A lottery is a game in which winnings are allocated by chance. The term “lottery” derives from the Dutch noun lot meaning fate or luck. The use of lots for determining fates and the distribution of prizes has a long history in human culture. While making decisions and determining fates by the casting of lots has been an ancient practice, the modern lottery is a relatively recent phenomenon. Modern lotteries are generally a form of gambling. Most states regulate and organize state-sponsored lotteries. They collect money for a variety of purposes and distribute the prize money based on the results of a drawing. While the number of winners varies from state to state, most modern lotteries offer one of the following prizes: cash, free merchandise, services, or a combination of these.

The basic elements of a lottery are a means for recording the identity and amounts staked by each bettor and a system for collecting, shuffling, and selecting entries for the drawing. Typically, each bettor writes his name and the numbers or other symbols he has chosen on a ticket that is deposited with the lottery organization for later selection in the drawing. Many modern lotteries also have a box or section on the playslip where the bettor may mark to indicate that he will accept whatever random numbers are picked for him.

Once established, a lottery must attract customers to maintain its market share and generate sufficient revenues for its operation. To do this, it must advertise its games to broad groups of potential consumers. In the case of state lotteries, these include convenience store operators (who often sell tickets); suppliers to the lottery (who frequently make large contributions to political campaigns); teachers (whose salaries in some states are financed with lottery revenues) and others who benefit from a steady flow of government funds; and the general public.

As a result, most states run their lotteries much like businesses: they establish a legal monopoly; create a public agency or corporation to operate the lottery; start with modest numbers of relatively simple games; and, due to continuing pressure for additional revenues, progressively expand the size and complexity of their operations. The result is that state officials are often at cross-purposes with the public interest.

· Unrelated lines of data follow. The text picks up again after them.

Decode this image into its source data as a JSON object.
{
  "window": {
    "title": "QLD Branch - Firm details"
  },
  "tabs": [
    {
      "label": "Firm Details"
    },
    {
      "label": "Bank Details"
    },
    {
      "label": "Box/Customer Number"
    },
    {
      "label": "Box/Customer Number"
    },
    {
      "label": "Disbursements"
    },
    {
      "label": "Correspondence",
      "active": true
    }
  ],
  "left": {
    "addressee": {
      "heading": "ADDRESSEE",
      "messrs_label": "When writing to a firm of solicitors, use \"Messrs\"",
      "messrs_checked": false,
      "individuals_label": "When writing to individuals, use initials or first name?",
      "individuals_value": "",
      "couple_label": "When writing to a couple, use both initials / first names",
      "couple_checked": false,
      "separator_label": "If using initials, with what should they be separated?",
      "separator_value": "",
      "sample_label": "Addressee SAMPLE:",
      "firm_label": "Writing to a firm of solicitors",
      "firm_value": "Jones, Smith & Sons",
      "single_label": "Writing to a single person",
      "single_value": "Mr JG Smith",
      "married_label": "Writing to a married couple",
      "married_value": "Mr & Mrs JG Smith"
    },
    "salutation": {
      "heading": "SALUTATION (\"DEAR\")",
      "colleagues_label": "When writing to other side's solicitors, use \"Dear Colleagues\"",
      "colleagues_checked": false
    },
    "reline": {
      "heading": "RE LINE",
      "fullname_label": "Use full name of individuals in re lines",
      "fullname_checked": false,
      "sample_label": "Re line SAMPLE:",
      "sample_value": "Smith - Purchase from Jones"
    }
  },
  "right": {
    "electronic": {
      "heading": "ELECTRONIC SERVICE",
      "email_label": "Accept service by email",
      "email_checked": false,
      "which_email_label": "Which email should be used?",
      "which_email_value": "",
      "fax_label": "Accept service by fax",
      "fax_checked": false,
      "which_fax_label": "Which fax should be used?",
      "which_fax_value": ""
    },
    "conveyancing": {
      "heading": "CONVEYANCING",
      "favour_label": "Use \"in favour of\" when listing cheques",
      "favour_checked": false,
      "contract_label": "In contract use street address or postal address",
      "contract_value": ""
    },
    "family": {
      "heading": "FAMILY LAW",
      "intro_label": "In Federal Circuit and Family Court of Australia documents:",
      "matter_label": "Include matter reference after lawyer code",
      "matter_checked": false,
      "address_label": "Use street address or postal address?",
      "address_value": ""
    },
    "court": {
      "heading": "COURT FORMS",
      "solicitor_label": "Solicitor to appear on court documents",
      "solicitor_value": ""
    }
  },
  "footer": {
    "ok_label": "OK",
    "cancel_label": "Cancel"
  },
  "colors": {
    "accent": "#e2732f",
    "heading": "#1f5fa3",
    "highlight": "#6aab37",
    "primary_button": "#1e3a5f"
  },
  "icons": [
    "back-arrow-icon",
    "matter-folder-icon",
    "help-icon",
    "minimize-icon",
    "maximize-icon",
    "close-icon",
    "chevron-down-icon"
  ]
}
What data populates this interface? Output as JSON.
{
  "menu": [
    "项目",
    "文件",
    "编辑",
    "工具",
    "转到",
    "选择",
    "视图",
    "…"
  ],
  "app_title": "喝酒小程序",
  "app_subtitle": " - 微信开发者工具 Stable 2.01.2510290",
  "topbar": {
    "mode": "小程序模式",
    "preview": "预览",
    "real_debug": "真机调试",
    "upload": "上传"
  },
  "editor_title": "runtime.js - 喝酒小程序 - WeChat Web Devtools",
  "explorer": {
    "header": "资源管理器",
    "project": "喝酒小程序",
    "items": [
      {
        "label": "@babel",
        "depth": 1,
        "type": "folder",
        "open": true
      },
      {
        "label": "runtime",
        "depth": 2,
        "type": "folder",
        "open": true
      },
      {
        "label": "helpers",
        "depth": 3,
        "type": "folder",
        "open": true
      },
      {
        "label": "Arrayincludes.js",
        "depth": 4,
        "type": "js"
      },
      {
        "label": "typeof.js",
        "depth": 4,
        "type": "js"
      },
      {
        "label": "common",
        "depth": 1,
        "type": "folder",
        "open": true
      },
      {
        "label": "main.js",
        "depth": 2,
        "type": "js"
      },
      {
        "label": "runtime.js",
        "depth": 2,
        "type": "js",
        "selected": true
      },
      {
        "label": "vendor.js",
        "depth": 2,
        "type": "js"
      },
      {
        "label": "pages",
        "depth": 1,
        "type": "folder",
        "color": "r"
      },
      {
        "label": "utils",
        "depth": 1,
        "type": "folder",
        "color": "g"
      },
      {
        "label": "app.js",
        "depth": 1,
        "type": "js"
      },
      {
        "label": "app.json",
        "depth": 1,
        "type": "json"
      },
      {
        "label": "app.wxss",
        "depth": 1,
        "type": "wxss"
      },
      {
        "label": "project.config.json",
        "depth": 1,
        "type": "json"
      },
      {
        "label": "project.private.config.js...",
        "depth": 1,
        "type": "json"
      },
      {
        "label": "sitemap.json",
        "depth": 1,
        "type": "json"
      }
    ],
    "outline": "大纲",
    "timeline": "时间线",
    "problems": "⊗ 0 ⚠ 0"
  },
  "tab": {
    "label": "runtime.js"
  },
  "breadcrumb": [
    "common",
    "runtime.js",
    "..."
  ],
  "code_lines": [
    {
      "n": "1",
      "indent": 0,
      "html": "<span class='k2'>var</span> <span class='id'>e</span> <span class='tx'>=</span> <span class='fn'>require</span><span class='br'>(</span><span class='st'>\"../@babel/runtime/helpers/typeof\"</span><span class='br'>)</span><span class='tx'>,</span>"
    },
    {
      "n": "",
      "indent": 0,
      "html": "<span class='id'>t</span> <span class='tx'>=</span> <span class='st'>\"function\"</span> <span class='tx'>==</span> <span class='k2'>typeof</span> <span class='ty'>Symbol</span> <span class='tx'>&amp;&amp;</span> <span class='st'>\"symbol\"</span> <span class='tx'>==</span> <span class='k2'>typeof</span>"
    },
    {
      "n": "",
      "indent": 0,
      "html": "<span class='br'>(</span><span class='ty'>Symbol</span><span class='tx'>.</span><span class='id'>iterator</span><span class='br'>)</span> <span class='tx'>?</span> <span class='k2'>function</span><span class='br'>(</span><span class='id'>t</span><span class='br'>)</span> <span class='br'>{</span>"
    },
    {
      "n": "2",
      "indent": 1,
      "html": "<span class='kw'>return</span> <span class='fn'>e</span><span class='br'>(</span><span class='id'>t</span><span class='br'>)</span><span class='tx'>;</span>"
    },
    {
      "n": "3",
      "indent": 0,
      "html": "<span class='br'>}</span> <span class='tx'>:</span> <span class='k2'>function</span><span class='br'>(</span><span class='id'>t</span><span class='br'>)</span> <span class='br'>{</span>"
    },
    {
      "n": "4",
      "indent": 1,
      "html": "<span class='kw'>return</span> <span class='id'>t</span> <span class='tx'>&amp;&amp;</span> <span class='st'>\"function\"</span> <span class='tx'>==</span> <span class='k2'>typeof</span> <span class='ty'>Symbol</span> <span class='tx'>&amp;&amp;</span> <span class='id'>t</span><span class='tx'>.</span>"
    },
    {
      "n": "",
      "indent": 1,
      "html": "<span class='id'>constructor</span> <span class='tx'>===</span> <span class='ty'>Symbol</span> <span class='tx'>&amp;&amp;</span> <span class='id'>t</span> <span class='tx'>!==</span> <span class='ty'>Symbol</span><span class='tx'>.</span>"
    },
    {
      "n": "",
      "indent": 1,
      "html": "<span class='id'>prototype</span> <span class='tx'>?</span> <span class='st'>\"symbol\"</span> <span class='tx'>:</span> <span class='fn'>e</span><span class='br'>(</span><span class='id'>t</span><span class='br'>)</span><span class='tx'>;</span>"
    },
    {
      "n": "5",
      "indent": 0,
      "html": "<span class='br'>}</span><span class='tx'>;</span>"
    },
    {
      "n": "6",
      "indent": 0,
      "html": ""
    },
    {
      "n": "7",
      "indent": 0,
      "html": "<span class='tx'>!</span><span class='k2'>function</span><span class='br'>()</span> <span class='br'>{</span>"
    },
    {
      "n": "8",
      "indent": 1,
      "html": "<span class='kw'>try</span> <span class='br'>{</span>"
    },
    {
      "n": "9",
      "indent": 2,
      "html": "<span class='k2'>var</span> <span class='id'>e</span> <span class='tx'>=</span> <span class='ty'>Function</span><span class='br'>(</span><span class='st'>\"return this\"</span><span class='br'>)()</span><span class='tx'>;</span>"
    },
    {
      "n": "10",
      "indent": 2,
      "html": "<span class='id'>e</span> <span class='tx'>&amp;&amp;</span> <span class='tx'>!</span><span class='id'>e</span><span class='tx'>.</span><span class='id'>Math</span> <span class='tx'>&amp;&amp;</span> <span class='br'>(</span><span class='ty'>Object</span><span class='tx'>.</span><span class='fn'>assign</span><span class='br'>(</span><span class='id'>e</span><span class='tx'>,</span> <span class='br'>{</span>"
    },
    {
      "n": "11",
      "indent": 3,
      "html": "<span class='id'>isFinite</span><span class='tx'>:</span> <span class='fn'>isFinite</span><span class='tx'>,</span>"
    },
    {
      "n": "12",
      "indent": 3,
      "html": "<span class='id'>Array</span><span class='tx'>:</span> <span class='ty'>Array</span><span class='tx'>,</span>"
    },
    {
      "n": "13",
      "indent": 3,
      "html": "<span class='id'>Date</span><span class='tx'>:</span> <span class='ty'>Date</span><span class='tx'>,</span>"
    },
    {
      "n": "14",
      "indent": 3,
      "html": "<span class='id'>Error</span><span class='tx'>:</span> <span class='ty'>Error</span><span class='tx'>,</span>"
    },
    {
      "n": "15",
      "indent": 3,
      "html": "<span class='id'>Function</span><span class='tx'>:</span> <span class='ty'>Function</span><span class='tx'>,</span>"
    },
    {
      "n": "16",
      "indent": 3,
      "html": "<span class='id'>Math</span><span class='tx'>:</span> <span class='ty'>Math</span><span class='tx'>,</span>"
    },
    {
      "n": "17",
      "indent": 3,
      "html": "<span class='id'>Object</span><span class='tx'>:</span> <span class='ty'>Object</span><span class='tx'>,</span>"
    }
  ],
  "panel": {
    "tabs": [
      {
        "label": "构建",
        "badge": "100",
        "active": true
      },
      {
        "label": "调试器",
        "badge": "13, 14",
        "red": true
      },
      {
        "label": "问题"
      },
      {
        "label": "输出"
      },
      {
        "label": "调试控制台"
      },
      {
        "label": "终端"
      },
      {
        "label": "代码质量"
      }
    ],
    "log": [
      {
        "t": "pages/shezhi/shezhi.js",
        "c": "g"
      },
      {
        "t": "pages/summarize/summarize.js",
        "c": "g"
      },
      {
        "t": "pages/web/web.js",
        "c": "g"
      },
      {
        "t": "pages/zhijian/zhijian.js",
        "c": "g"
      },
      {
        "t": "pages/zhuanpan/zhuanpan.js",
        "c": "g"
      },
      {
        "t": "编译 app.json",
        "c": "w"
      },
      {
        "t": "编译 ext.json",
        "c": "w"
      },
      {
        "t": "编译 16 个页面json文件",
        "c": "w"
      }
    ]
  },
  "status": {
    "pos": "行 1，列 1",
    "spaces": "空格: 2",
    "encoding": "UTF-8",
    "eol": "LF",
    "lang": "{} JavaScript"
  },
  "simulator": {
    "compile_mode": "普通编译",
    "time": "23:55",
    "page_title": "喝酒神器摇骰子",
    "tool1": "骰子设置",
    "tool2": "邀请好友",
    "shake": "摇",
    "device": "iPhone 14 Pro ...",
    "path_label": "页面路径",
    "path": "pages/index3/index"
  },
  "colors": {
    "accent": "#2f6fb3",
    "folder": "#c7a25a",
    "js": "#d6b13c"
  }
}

Americans spend more than $80 Billion on lottery tickets each year – that’s more than $600 per household. But there are better ways to spend your hard-earned dollars – like building an emergency savings account, paying down credit card debt or saving for retirement.